MORE Good News on this Day:
- The Eiffel Tower opened as the entrance arch for the Exposition Universelle, a World’s Fair marking the centennial celebration of the French Revolution (1889)
- Willie Mays, the stellar center-fielder who hit 660 career home runs as one of the greatest baseball players of all time, was born (1931)
- George Clooney, the actor, director, and producer, who won two Academy Awards—one for acting in Syriana and the other for co-producing Argo—was born (1961)
- The first open election in South Africa was held, and the once outlawed African National Congress won control of parliament from the all-white minority government (1994)
- On his trip to Syria, Pope John Paul II became the first pope ever to enter a mosque (2001)
- Sadiq Khan became the first Muslim mayor of a Western capital, as he beat his Conservative rival in London (2016)
And, on this day in 1954, Roger Bannister, a 25-year-old British medical student, became the first man to run a mile in under four minutes—significant because for many years nobody believed it was possible, and thus no one had achieved it.
As soon as Bannister set it as a goal and proved it was possible, the record lasted just 46 days—and within one year four men had matched the accomplishment. Today there are 855 sub-4-minute milers, internationally. Sir Roger Bannister went on to become a neurologist.
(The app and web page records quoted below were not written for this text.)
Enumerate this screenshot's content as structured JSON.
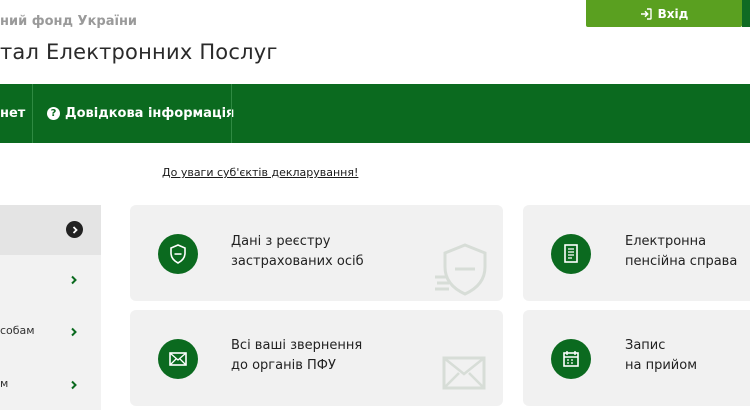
{
  "header": {
    "org_name": "ний фонд України",
    "portal_title": "тал Електронних Послуг",
    "login_label": "Вхід"
  },
  "nav": {
    "item1_label": "нет",
    "item2_label": "Довідкова інформація"
  },
  "notice_link": "До уваги суб'єктів декларування!",
  "sidebar": {
    "items": [
      {
        "label": ""
      },
      {
        "label": ""
      },
      {
        "label": "собам"
      },
      {
        "label": "м"
      }
    ]
  },
  "cards": [
    {
      "line1": "Дані з реєстру",
      "line2": "застрахованих осіб",
      "icon": "shield-icon"
    },
    {
      "line1": "Електронна",
      "line2": "пенсійна справа",
      "icon": "document-icon"
    },
    {
      "line1": "Всі ваші звернення",
      "line2": "до органів ПФУ",
      "icon": "envelope-icon"
    },
    {
      "line1": "Запис",
      "line2": "на прийом",
      "icon": "calendar-icon"
    }
  ],
  "colors": {
    "brand_green": "#0b6a1f",
    "login_green": "#5aa020",
    "card_bg": "#f1f1f1"
  }
}
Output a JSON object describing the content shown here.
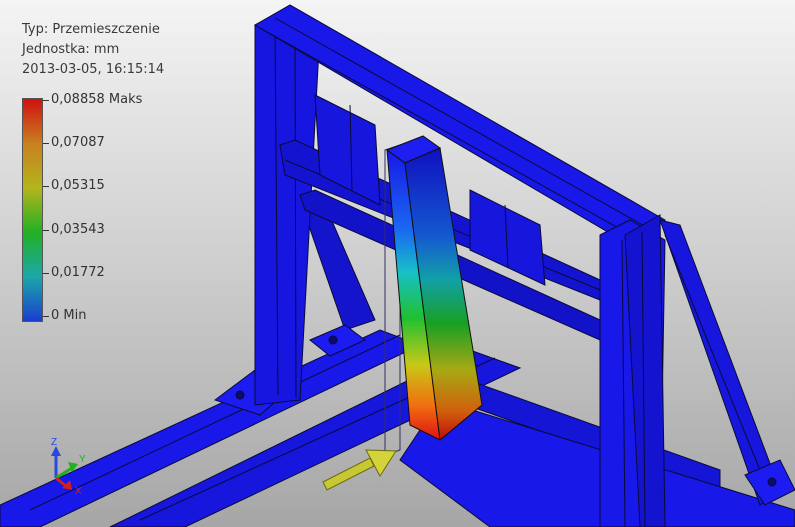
{
  "result_info": {
    "type_line": "Typ: Przemieszczenie",
    "unit_line": "Jednostka: mm",
    "timestamp": "2013-03-05, 16:15:14"
  },
  "legend": {
    "labels": [
      "0,08858 Maks",
      "0,07087",
      "0,05315",
      "0,03543",
      "0,01772",
      "0 Min"
    ],
    "colors": [
      "#d01010",
      "#c88020",
      "#b4b41c",
      "#23b023",
      "#1ba8a8",
      "#1a3ed0"
    ]
  },
  "axes_triad": {
    "z": "Z",
    "y": "Y",
    "x": "X"
  },
  "model": {
    "frame_color": "#1818e8",
    "edge_color": "#0a0a3a",
    "load_arrow_color": "#c8c832"
  }
}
And, on this day in 1915, Orson Welles was born in Kenosha, Wisconsin. The actor, director, writer and producer made his mark in radio and film with two groundbreaking works.
The radio broadcast War of the Worlds worried countless listeners who thought the theatrical news reports of a Martian invasion were real. His very first film, Citizen Kane, which he co-wrote, produced, directed, and starred in, is consistently ranked as one of the greatest films of all-time. His distinctive directorial style featured layered and nonlinear narrative forms, innovative uses of lighting such as chiaroscuro, unusual camera angles, sound techniques borrowed from radio, deep focus shots, and long takes. Welles also broke new ground in theater with Caesar, his 1937 Broadway adaptation of Julius Caesar. Since the War of the Worlds broadcast aired on Welles’ Mercury Radio Theater, the FCC established rules against hoaxes to avoid unnecessarily tying up emergency phone lines.
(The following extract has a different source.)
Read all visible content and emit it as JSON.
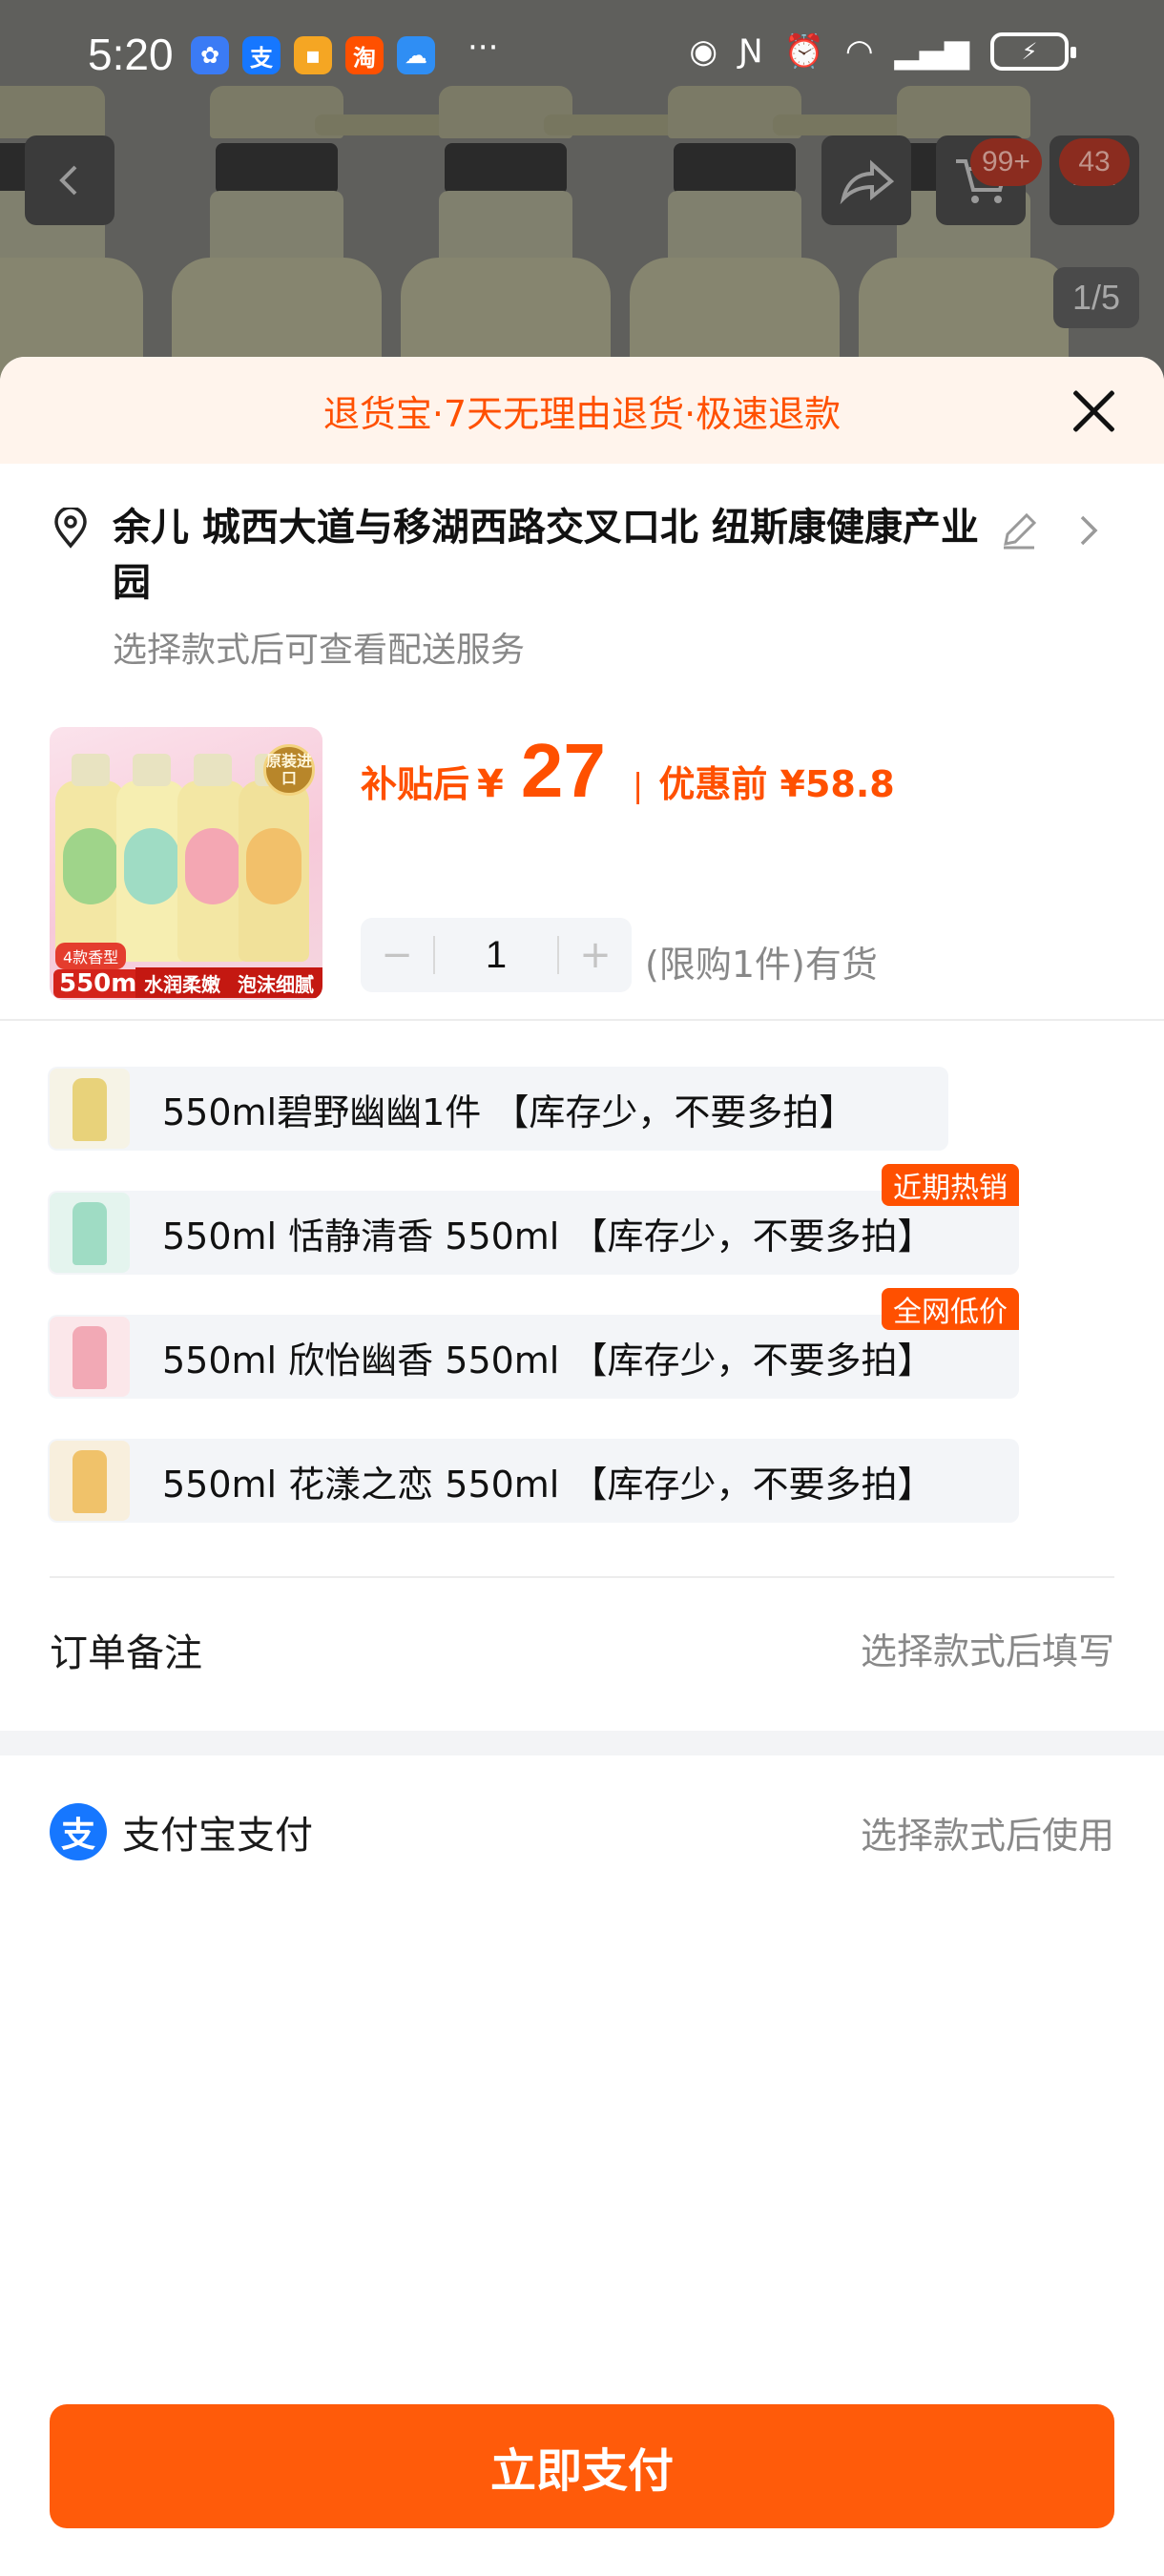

On this day 7 years ago, Lillian Weber of Davenport, Iowa celebrated her 98th birthday on a quest to sew by hand 1,000 dresses for children in Africa before her 100th birthday. TV station WQAD made Lillian famous, broadcasting her pledge to the world as she sewed one dress every day, and as she reached her goal two months early. (2013) – Photo screenshot from WQAD video.
And on this day in 1994, the Channel Tunnel was opened—the first land link between Britain and Europe since the Ice Age 40 million years ago. Nicknamed The Chunnel, it moves 10 million people every year underwater between Kent, England and the Calais area of France, beneath the English Channel. Its lowest point is 250 feet underground, (75m) below the sea bed.
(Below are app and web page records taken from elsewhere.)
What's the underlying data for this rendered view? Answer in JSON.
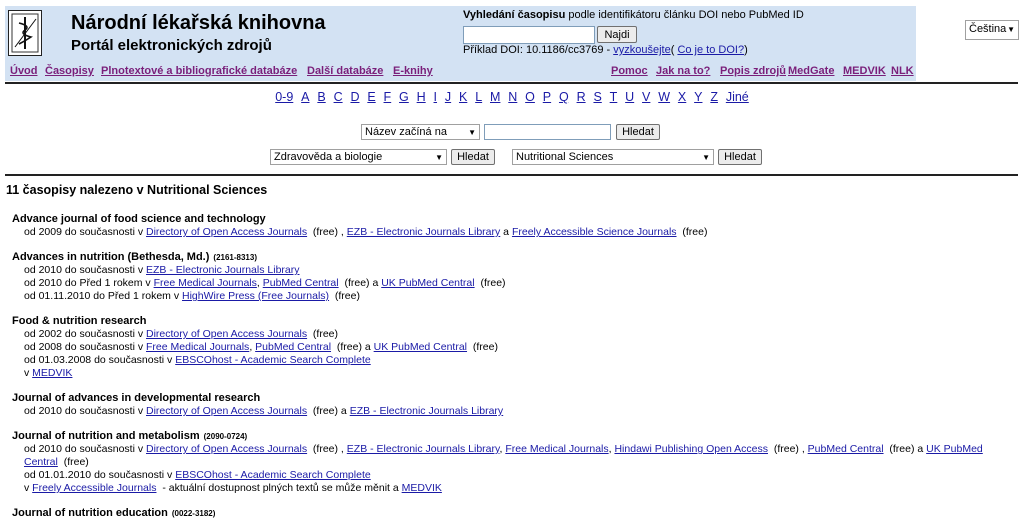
{
  "header": {
    "title": "Národní lékařská knihovna",
    "subtitle": "Portál elektronických zdrojů",
    "search_label_bold": "Vyhledání časopisu",
    "search_label_rest": " podle identifikátoru článku DOI nebo PubMed ID",
    "find_button": "Najdi",
    "doi_example_prefix": "Příklad DOI: 10.1186/cc3769 - ",
    "try_link": "vyzkoušejte",
    "paren_open": "( ",
    "what_doi_link": "Co je to DOI?",
    "paren_close": ")",
    "language": "Čeština"
  },
  "nav": {
    "left": [
      "Úvod",
      "Časopisy",
      "Plnotextové a bibliografické databáze",
      "Další databáze",
      "E-knihy"
    ],
    "right": [
      "Pomoc",
      "Jak na to?",
      "Popis zdrojů",
      "MedGate",
      "MEDVIK",
      "NLK"
    ]
  },
  "alphabet": [
    "0-9",
    "A",
    "B",
    "C",
    "D",
    "E",
    "F",
    "G",
    "H",
    "I",
    "J",
    "K",
    "L",
    "M",
    "N",
    "O",
    "P",
    "Q",
    "R",
    "S",
    "T",
    "U",
    "V",
    "W",
    "X",
    "Y",
    "Z",
    "Jiné"
  ],
  "filters": {
    "name_select": "Název začíná na",
    "search_button": "Hledat",
    "category_select": "Zdravověda a biologie",
    "subcategory_select": "Nutritional Sciences"
  },
  "results_heading": "11 časopisy nalezeno v Nutritional Sciences",
  "journals": [
    {
      "title": "Advance journal of food science and technology",
      "issn": "",
      "lines": [
        [
          {
            "t": "od 2009 do současnosti v "
          },
          {
            "l": "Directory of Open Access Journals"
          },
          {
            "t": "  (free) , "
          },
          {
            "l": "EZB - Electronic Journals Library"
          },
          {
            "t": " a "
          },
          {
            "l": "Freely Accessible Science Journals"
          },
          {
            "t": "  (free)"
          }
        ]
      ]
    },
    {
      "title": "Advances in nutrition (Bethesda, Md.)",
      "issn": "(2161-8313)",
      "lines": [
        [
          {
            "t": "od 2010 do současnosti v "
          },
          {
            "l": "EZB - Electronic Journals Library"
          }
        ],
        [
          {
            "t": "od 2010 do Před 1 rokem v "
          },
          {
            "l": "Free Medical Journals"
          },
          {
            "t": ", "
          },
          {
            "l": "PubMed Central"
          },
          {
            "t": "  (free) a "
          },
          {
            "l": "UK PubMed Central"
          },
          {
            "t": "  (free)"
          }
        ],
        [
          {
            "t": "od 01.11.2010 do Před 1 rokem v "
          },
          {
            "l": "HighWire Press (Free Journals)"
          },
          {
            "t": "  (free)"
          }
        ]
      ]
    },
    {
      "title": "Food & nutrition research",
      "issn": "",
      "lines": [
        [
          {
            "t": "od 2002 do současnosti v "
          },
          {
            "l": "Directory of Open Access Journals"
          },
          {
            "t": "  (free)"
          }
        ],
        [
          {
            "t": "od 2008 do současnosti v "
          },
          {
            "l": "Free Medical Journals"
          },
          {
            "t": ", "
          },
          {
            "l": "PubMed Central"
          },
          {
            "t": "  (free) a "
          },
          {
            "l": "UK PubMed Central"
          },
          {
            "t": "  (free)"
          }
        ],
        [
          {
            "t": "od 01.03.2008 do současnosti v "
          },
          {
            "l": "EBSCOhost - Academic Search Complete"
          }
        ],
        [
          {
            "t": "v "
          },
          {
            "l": "MEDVIK"
          }
        ]
      ]
    },
    {
      "title": "Journal of advances in developmental research",
      "issn": "",
      "lines": [
        [
          {
            "t": "od 2010 do současnosti v "
          },
          {
            "l": "Directory of Open Access Journals"
          },
          {
            "t": "  (free) a "
          },
          {
            "l": "EZB - Electronic Journals Library"
          }
        ]
      ]
    },
    {
      "title": "Journal of nutrition and metabolism",
      "issn": "(2090-0724)",
      "lines": [
        [
          {
            "t": "od 2010 do současnosti v "
          },
          {
            "l": "Directory of Open Access Journals"
          },
          {
            "t": "  (free) , "
          },
          {
            "l": "EZB - Electronic Journals Library"
          },
          {
            "t": ", "
          },
          {
            "l": "Free Medical Journals"
          },
          {
            "t": ", "
          },
          {
            "l": "Hindawi Publishing Open Access"
          },
          {
            "t": "  (free) , "
          },
          {
            "l": "PubMed Central"
          },
          {
            "t": "  (free) a "
          },
          {
            "l": "UK PubMed Central"
          },
          {
            "t": "  (free)"
          }
        ],
        [
          {
            "t": "od 01.01.2010 do současnosti v "
          },
          {
            "l": "EBSCOhost - Academic Search Complete"
          }
        ],
        [
          {
            "t": "v "
          },
          {
            "l": "Freely Accessible Journals"
          },
          {
            "t": "  - aktuální dostupnost plných textů se může měnit a "
          },
          {
            "l": "MEDVIK"
          }
        ]
      ]
    },
    {
      "title": "Journal of nutrition education",
      "issn": "(0022-3182)",
      "lines": []
    }
  ]
}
The £9 billion construction project took 6 years to build, and uses electricity for everything from shuttling trucks and cars to moving international goods. The Queen, after completing the passenger trip of 31 miles (50 km) traveling at almost 100 miles per hour, said it was one of the world’s great technological achievements.